Carbon storage is a huge job. In 2004, humans produced about 27 billion tons of the waste gas, a number that is rising every year. A new study from MIT posed the task in these terms: "If 60 percent of the CO2 produced from U.S. coal-based power generation were to be captured and compressed to a liquid for geologic sequestration, its volume would about equal the total U.S. oil consumption of 20 million barrels per day."
And that's just for a part of the carbon dioxide from coal-fired generators...
Global Energy Sources
Data from MIT.
Furthermore, carbon storage is only suitable at large power plants: Nobody will be capturing CO2 behind a train, airplane or scooter. So the low-carb storage diet will not solve the whole greenhouse warming problem — much of which is rooted in transportation fuels.
Significant carbon storage must await the conclusion of large experiments on cost, technology and environmental impact, during which time hundreds of new coal-powered generators will each begin spewing millions of tons of carbon dioxide each year. Refitting a plant for carbon capture can be almost as expensive as building a new one, so the sooner carbon capture and storage technology can be proven, the sooner utilities can include the necessary capture equipment.
Speed matters, given the rapid rate of warming. According to Curtis Oldenburg, of the earth sciences division at Lawrence Berkeley National Laboratory, "We really need to get started at some scale to learn more. It's being done in a few places, and so far it looks like everything is fine, but we'd like to do it in even more places," and at a much larger scale.
Public acceptance of carbon storage cannot be assured, and there are risks: about 1700 people died in Cameroon in 1986 during a massive outgassing of natural carbon dioxide.
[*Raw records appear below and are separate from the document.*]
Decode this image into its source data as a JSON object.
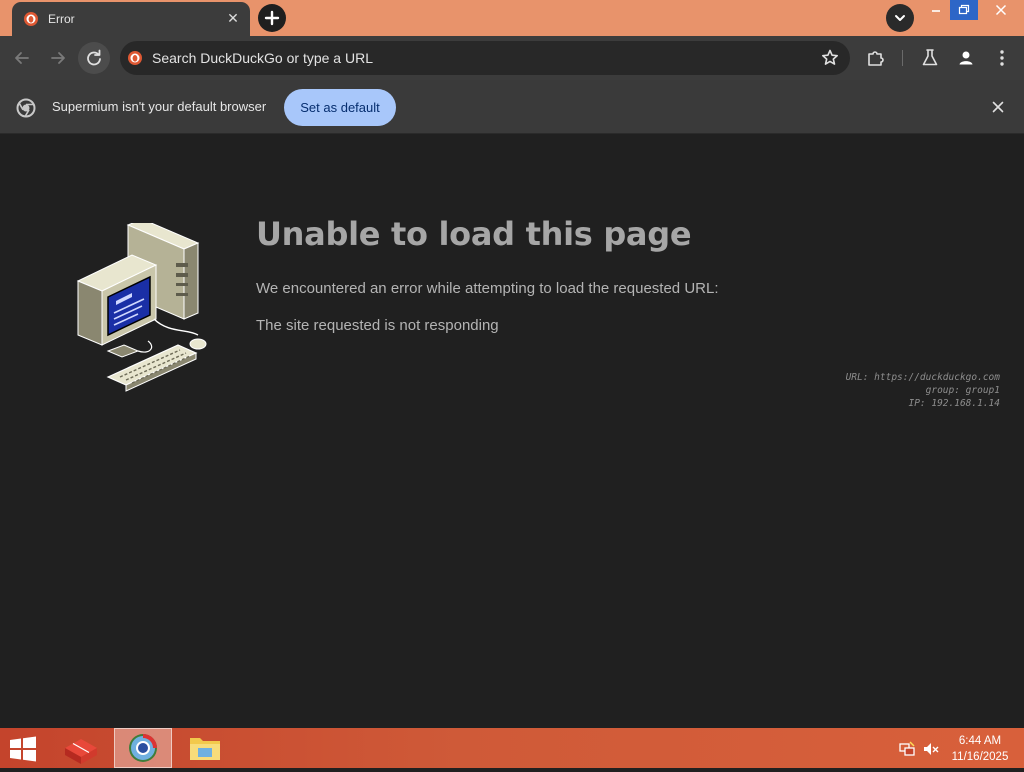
{
  "browser": {
    "tab": {
      "title": "Error",
      "favicon": "duckduckgo-icon"
    },
    "omnibox": {
      "placeholder": "Search DuckDuckGo or type a URL"
    },
    "infobar": {
      "message": "Supermium isn't your default browser",
      "button_label": "Set as default"
    }
  },
  "error_page": {
    "title": "Unable to load this page",
    "description": "We encountered an error while attempting to load the requested URL:",
    "reason": "The site requested is not responding",
    "meta": {
      "url_line": "URL: https://duckduckgo.com",
      "group_line": "group: group1",
      "ip_line": "IP: 192.168.1.14"
    }
  },
  "taskbar": {
    "clock_time": "6:44 AM",
    "clock_date": "11/16/2025",
    "apps": [
      "parcel-app-icon",
      "supermium-browser-icon",
      "file-explorer-icon"
    ]
  },
  "colors": {
    "titlebar": "#e8936b",
    "toolbar": "#3c3c3c",
    "content_bg": "#202020",
    "infobar_button": "#a8c7fa",
    "taskbar": "#cf5a38"
  }
}
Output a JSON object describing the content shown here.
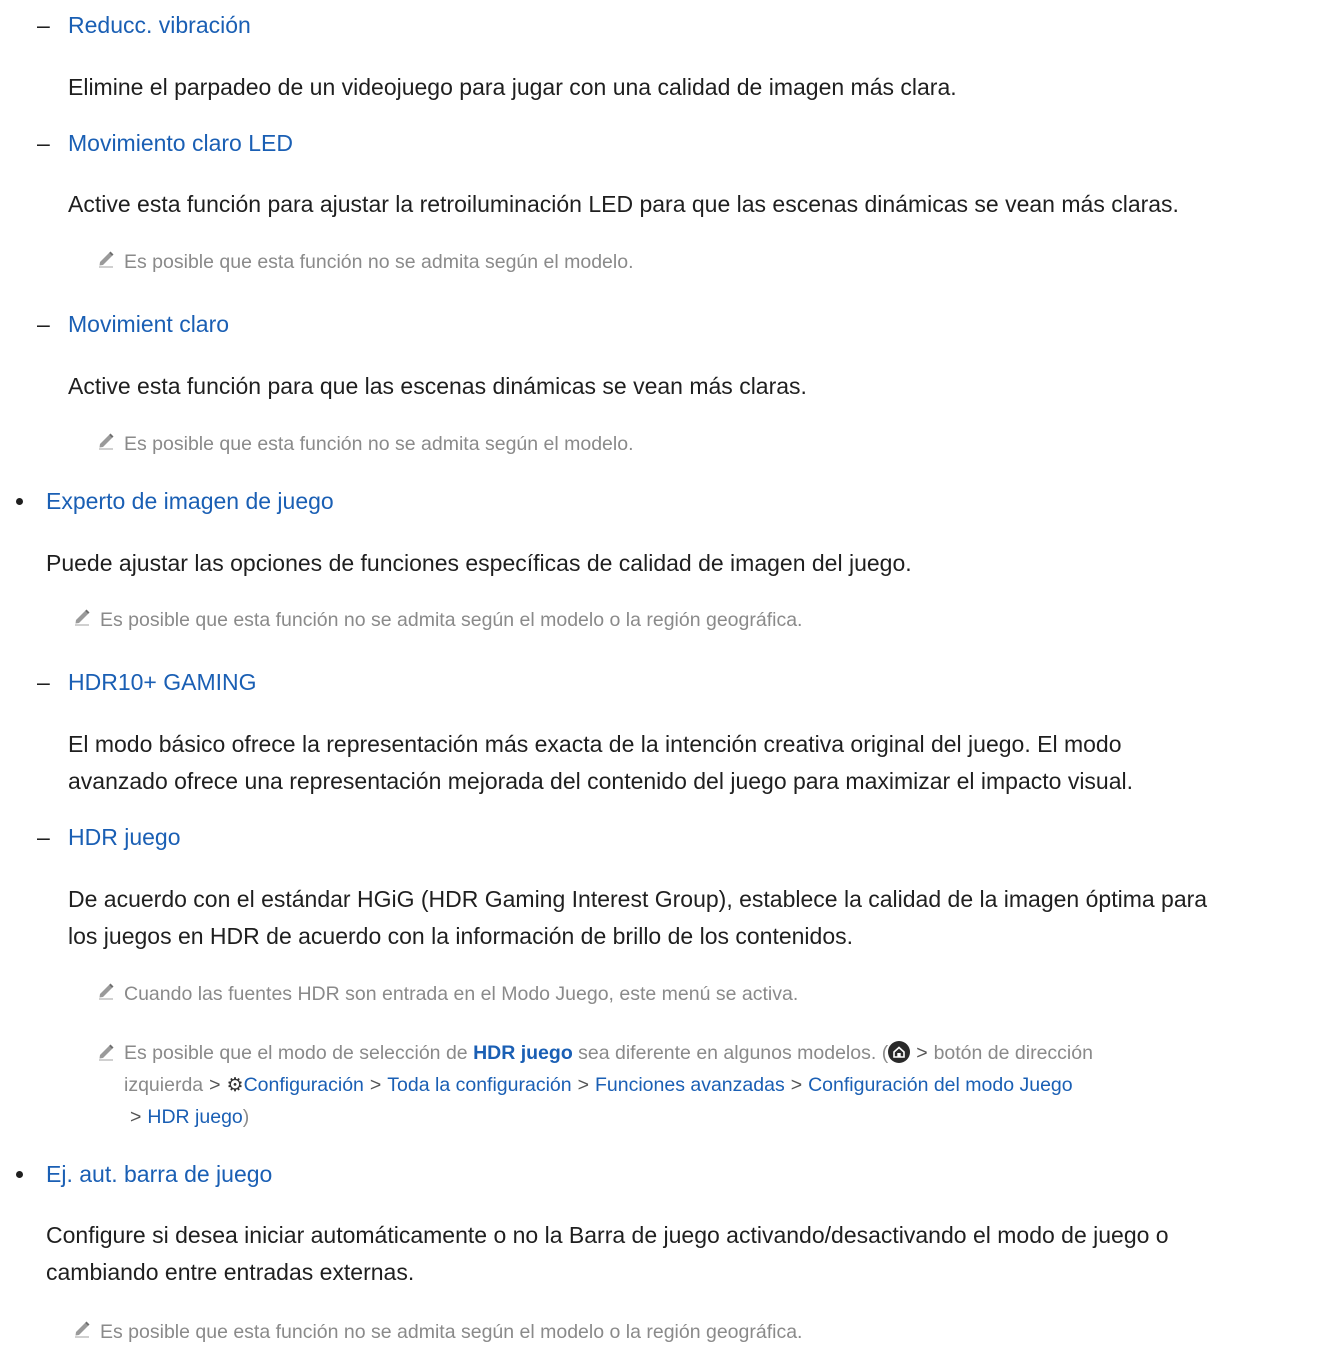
{
  "items": {
    "reducc": {
      "title": "Reducc. vibración",
      "desc": "Elimine el parpadeo de un videojuego para jugar con una calidad de imagen más clara."
    },
    "mov_led": {
      "title": "Movimiento claro LED",
      "desc": "Active esta función para ajustar la retroiluminación LED para que las escenas dinámicas se vean más claras.",
      "note": "Es posible que esta función no se admita según el modelo."
    },
    "mov_claro": {
      "title": "Movimient claro",
      "desc": "Active esta función para que las escenas dinámicas se vean más claras.",
      "note": "Es posible que esta función no se admita según el modelo."
    },
    "experto": {
      "title": "Experto de imagen de juego",
      "desc": "Puede ajustar las opciones de funciones específicas de calidad de imagen del juego.",
      "note": "Es posible que esta función no se admita según el modelo o la región geográfica."
    },
    "hdr10": {
      "title": "HDR10+ GAMING",
      "desc_l1": "El modo básico ofrece la representación más exacta de la intención creativa original del juego. El modo",
      "desc_l2": "avanzado ofrece una representación mejorada del contenido del juego para maximizar el impacto visual."
    },
    "hdr_juego": {
      "title": "HDR juego",
      "desc_l1": "De acuerdo con el estándar HGiG (HDR Gaming Interest Group), establece la calidad de la imagen óptima para",
      "desc_l2": "los juegos en HDR de acuerdo con la información de brillo de los contenidos.",
      "note1": "Cuando las fuentes HDR son entrada en el Modo Juego, este menú se activa.",
      "note2_pre": "Es posible que el modo de selección de ",
      "note2_bold": "HDR juego",
      "note2_post": " sea diferente en algunos modelos. (",
      "note2_dir": "botón de dirección",
      "note2_izq": "izquierda",
      "path": [
        "Configuración",
        "Toda la configuración",
        "Funciones avanzadas",
        "Configuración del modo Juego",
        "HDR juego"
      ],
      "close_paren": ")"
    },
    "ej_aut": {
      "title": "Ej. aut. barra de juego",
      "desc_l1": "Configure si desea iniciar automáticamente o no la Barra de juego activando/desactivando el modo de juego o",
      "desc_l2": "cambiando entre entradas externas.",
      "note": "Es posible que esta función no se admita según el modelo o la región geográfica."
    }
  },
  "glyphs": {
    "dash": "–",
    "chevron": ">",
    "gear": "⚙"
  },
  "icons": [
    "pencil-note-icon",
    "home-icon",
    "gear-icon",
    "chevron-right-icon"
  ],
  "colors": {
    "link": "#1a5fb4",
    "text": "#1f1f1f",
    "note": "#8a8a8a"
  }
}
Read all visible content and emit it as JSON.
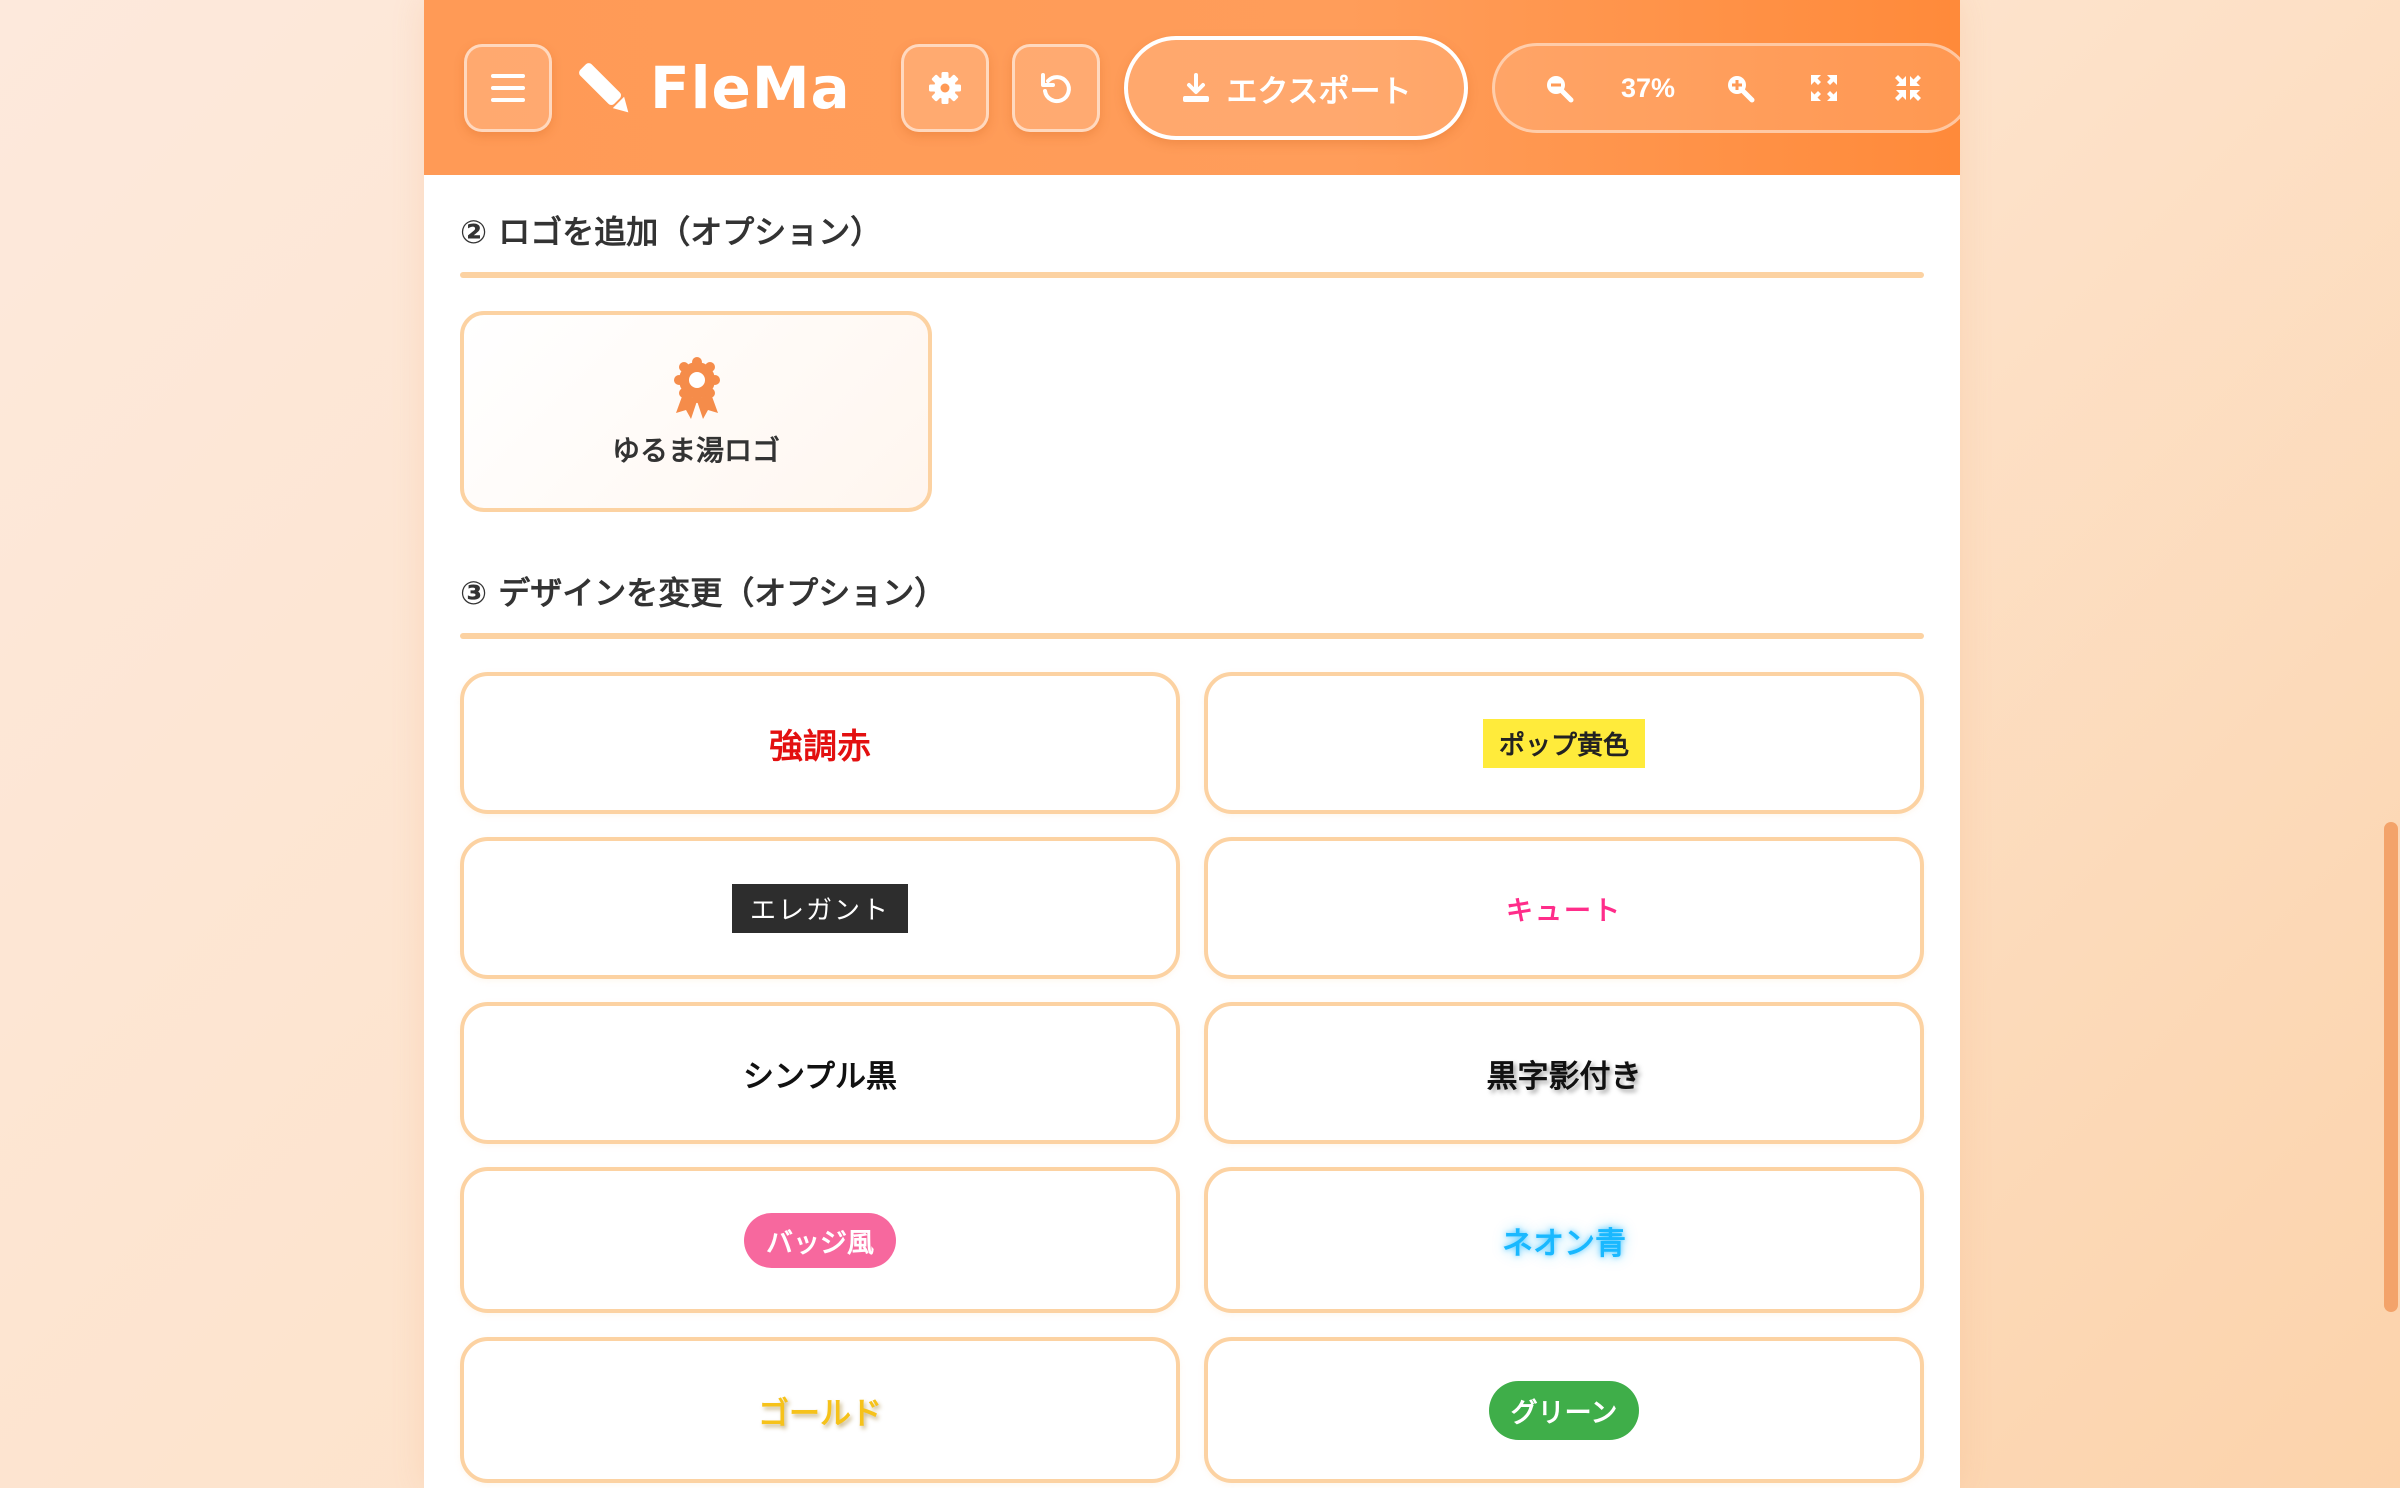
{
  "header": {
    "app_name": "FleMa",
    "export_label": "エクスポート",
    "zoom_level": "37%"
  },
  "icons": {
    "menu": "hamburger-icon",
    "logo": "pen-icon",
    "settings": "gear-icon",
    "undo": "undo-icon",
    "export": "download-icon",
    "zoom_out": "zoom-out-icon",
    "zoom_in": "zoom-in-icon",
    "fit": "expand-icon",
    "shrink": "compress-icon",
    "logo_option": "award-icon"
  },
  "sections": {
    "logo": {
      "title": "② ロゴを追加（オプション）",
      "options": [
        {
          "label": "ゆるま湯ロゴ"
        }
      ]
    },
    "design": {
      "title": "③ デザインを変更（オプション）",
      "styles": [
        {
          "label": "強調赤"
        },
        {
          "label": "ポップ黄色"
        },
        {
          "label": "エレガント"
        },
        {
          "label": "キュート"
        },
        {
          "label": "シンプル黒"
        },
        {
          "label": "黒字影付き"
        },
        {
          "label": "バッジ風"
        },
        {
          "label": "ネオン青"
        },
        {
          "label": "ゴールド"
        },
        {
          "label": "グリーン"
        }
      ]
    }
  },
  "colors": {
    "header_gradient_start": "#ff9a56",
    "header_gradient_end": "#ff8a3a",
    "card_border": "#fcd2a2",
    "accent_orange": "#f58c4a",
    "style_red": "#e31010",
    "style_pop_bg": "#ffeb3b",
    "style_elegant_bg": "#2d2d2d",
    "style_cute": "#ff2d8a",
    "style_badge_bg": "#f7689e",
    "style_neon": "#19b8ff",
    "style_gold": "#f6c21a",
    "style_green_bg": "#3fae49"
  }
}
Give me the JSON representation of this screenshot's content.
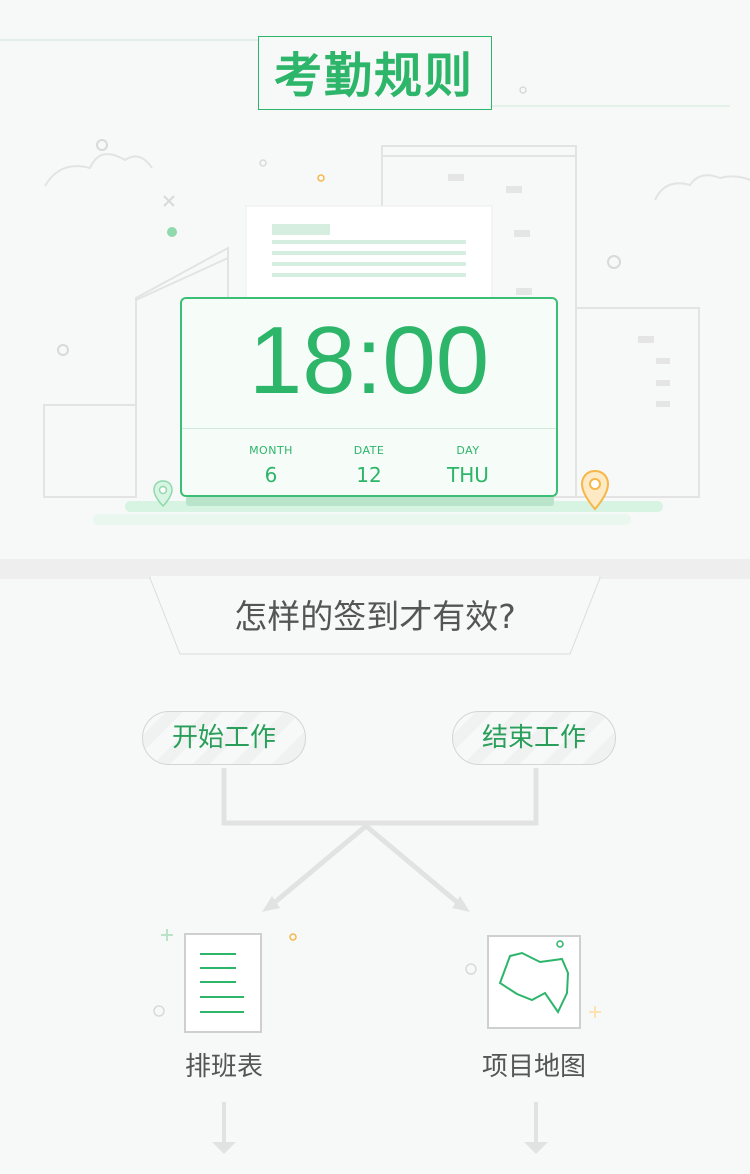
{
  "header": {
    "title": "考勤规则"
  },
  "clock": {
    "time": "18:00",
    "month_label": "MONTH",
    "month_value": "6",
    "date_label": "DATE",
    "date_value": "12",
    "day_label": "DAY",
    "day_value": "THU"
  },
  "question": "怎样的签到才有效?",
  "actions": {
    "start_work": "开始工作",
    "end_work": "结束工作"
  },
  "features": {
    "schedule": "排班表",
    "project_map": "项目地图"
  },
  "colors": {
    "brand_green": "#2db56a",
    "pin_orange": "#f5b74a",
    "pin_green": "#8fd9ac"
  },
  "icons": {
    "location_pin": "map-pin-icon",
    "schedule": "document-lines-icon",
    "map": "map-outline-icon"
  }
}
And unless we test for slow leaks, carbon storage could amount to a big waste of energy and money; a smokescreen rather than a solution to global warming.
Photo by Jack Lockwood, USGS
Finally, governments need to enact a mechanism to persuade or force generators of carbon dioxide to start reducing their emissions, and then to start monitoring the effectiveness of reductions and storage. Anyone who has witnessed the long, sorry story of Kyoto knows how difficult those negotiations may be.
Scoring for storing
In the face of all these hurdles, why even consider carbon capture and storage? Because no single solution will, by itself, stop global warming. Because carbon storage could preserve some use of those extremely versatile fossil fuels. And because storage could be cheap: some estimates anticipate a rise of just 2 cents in the cost of a kilowatt hour of electricity.
Now, you could go low-tech and start planting trees, which metabolize carbon dioxide into cellulose and other organic compounds. But trees eventually burn or decay, releasing the carbon dioxide. A second low-tech approach is to store more carbon in the soil, which also improves soil fertility and raises crop production. But land is limited, and trees and soil cannot store the gigatons of carbon dioxide released every year.
And that brings us back to the idea of returning the carbon from fossil fuel back to the Earth, and especially the carbon from coal. As David Hawkins, a climate expert at the Natural Resources Defense Council, told the New York Times, "Under any plausible scenarios of global coal use, we are going to need carbon dioxide capture and storage."
Is anybody injecting carbon dioxide deep underground right now?